Granted that Penn State was beaten by a highly inspired and extremely fine Colorado squad (For Easterners, Prospecting Doesn't Pay Off, Oct. 5). But for the past three years Penn State has a 5-1 record in games played against teams from the Big Eight Conference, which many now claim to have been the best in the nation during this period. Included are two straight Orange Bowl victories over the best of the Big Eight. Yet there always seemed to be excuses for the victims and never praise for the winner.
DAVID W. BONNER
Willow Grove, Pa.
At last! After three major bowl appearances, a coach-of-the-year award, scads of All-Americas and top draft selections and 31 games without a defeat, Penn State was beaten by the Colorado Buffaloes, who promptly claimed to be No. 1. And well they might. After all, they spared pollsters from the embarrassment of explaining how it is possible that an Eastern team can remain undefeated for more than two years without ever being named No. 1! Can anyone in his right mind imagine a like situation for such non-Eastern powers as Ohio State, Texas, Michigan, Missouri or Colorado?
ROBERT J. DOOLITTLE
It continues to amaze me how nearly every other area of the country has established college football conferences while all the big names of the East remain stubbornly independent. I propose the formation of at least one new conference in the East, to be called the Big Seven. It would include Penn State, Syracuse, Pittsburgh, Army, Navy, Boston College and West Virginia.
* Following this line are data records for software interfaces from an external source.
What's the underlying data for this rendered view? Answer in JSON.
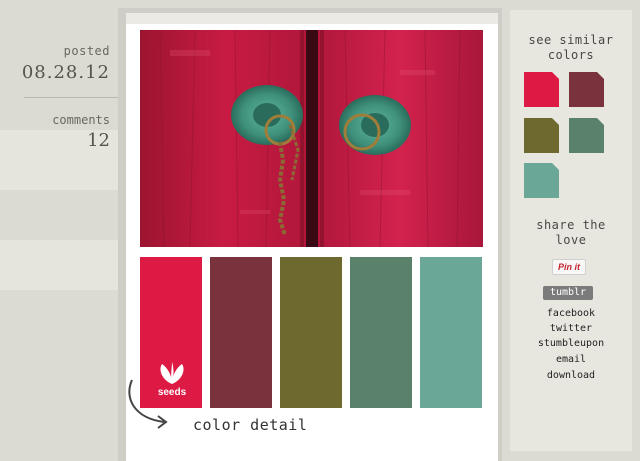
{
  "meta": {
    "posted_label": "posted",
    "posted_date": "08.28.12",
    "comments_label": "comments",
    "comments_count": "12"
  },
  "palette": {
    "swatches": [
      {
        "color": "#dc1a44"
      },
      {
        "color": "#7a333c"
      },
      {
        "color": "#6e6a2f"
      },
      {
        "color": "#5a826b"
      },
      {
        "color": "#6aa796"
      }
    ],
    "logo_text": "seeds",
    "color_detail_label": "color detail"
  },
  "sidebar": {
    "similar_title_line1": "see similar",
    "similar_title_line2": "colors",
    "similar_colors": [
      "#dc1a44",
      "#7a333c",
      "#6e6a2f",
      "#5a826b",
      "#6aa796"
    ],
    "share_title_line1": "share the",
    "share_title_line2": "love",
    "pinit_label": "Pin it",
    "tumblr_label": "tumblr",
    "links": [
      "facebook",
      "twitter",
      "stumbleupon",
      "email",
      "download"
    ]
  }
}
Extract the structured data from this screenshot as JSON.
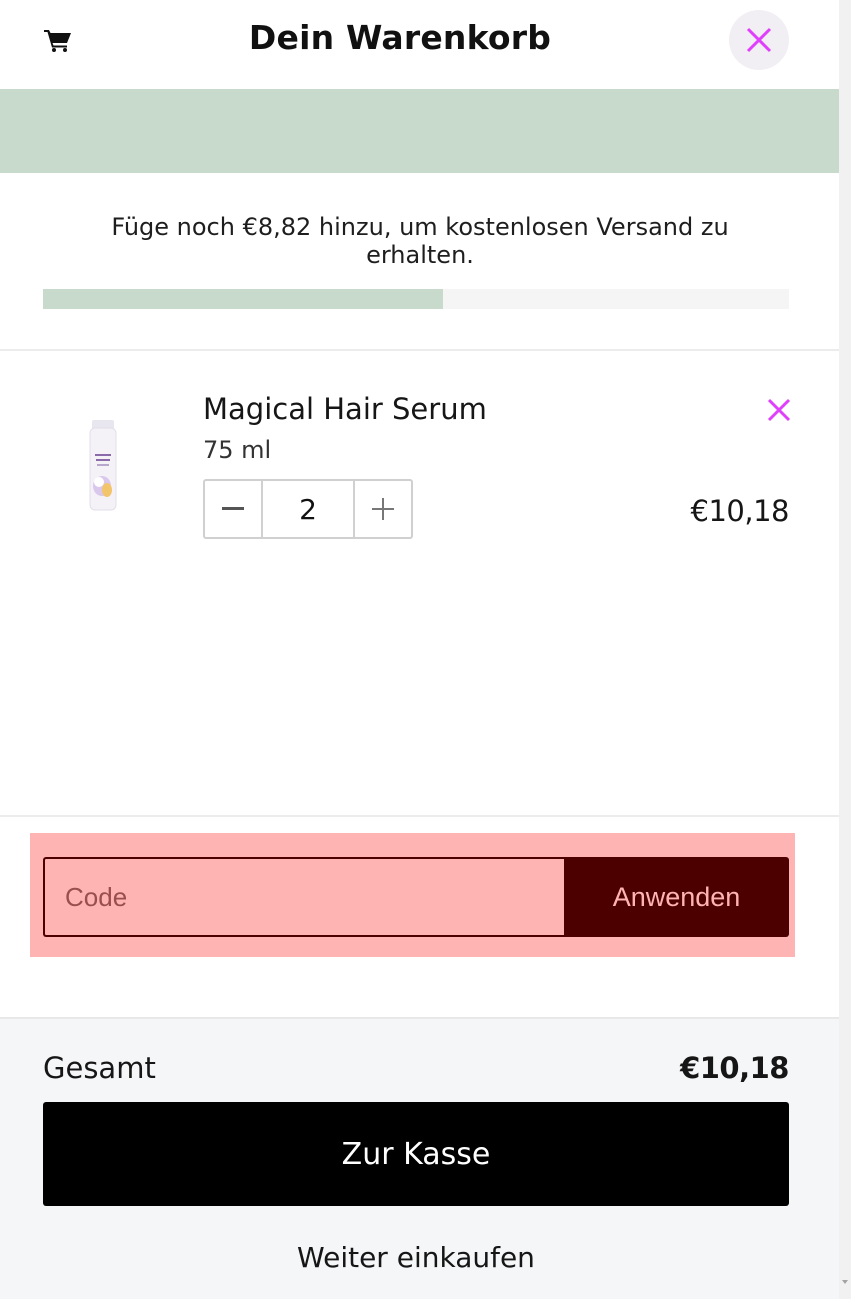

In many cases these teams play each other annually anyway, so what could the athletic directors of these schools possibly have against such a setup? Only six conference games would be required, leaving four games open for teams from other areas, old rivals, etc.
Such a setup would only strengthen Eastern football. Just think: maybe someday the Army-Navy game could be for a conference title.
GARY G. BRUSH
HOPE FOR PHILADELPHIA
What you said about the Eagles (Growing Weary in Their Aerie, Oct. 5) was totally unfair. You did a good job of listing their faults and failed to mention their good points, which are many. For the time being they may not look very good, but in a year or two I plan to look for the Eagles at the top of their division.
A local ad executive coined the phrase " Philadelphia isn't as bad as Philadelphians say it is." Well, neither are the Eagles. But a few more Gary Pettigrews who are unwilling to graciously accept defeat would be an asset not only to the Eagles but also to Philadelphia.
The Philadelphia Eagles? Who knows. If the Mets could do it, anybody can.
My compliments on a refreshingly unbiased article concerning Montreal Mayor Jean Drapeau (Run It up the Flagpole, Johnny, Sept. 28). Frank Deford has done a superb job of analyzing the man who has done more to put Canada into the sporting limelight than even Bobby Orr.
Smiths Falls, Ontario
Thank you for your article on Montreal and M. Drapeau. Any story on Canada or Canadians is much appreciated. However, please advise Frank Walker of The Montreal Star that I would rather live in dignity and pleasure in Toronto than be able only to "sit down" in dignified and pleasant surroundings, as in Montreal.
Perhaps Novelist Hugh MacLennan said it best: "Hamlet could never succeed in Montreal nor could he be taken seriously, but Falstaff could become the Mayor."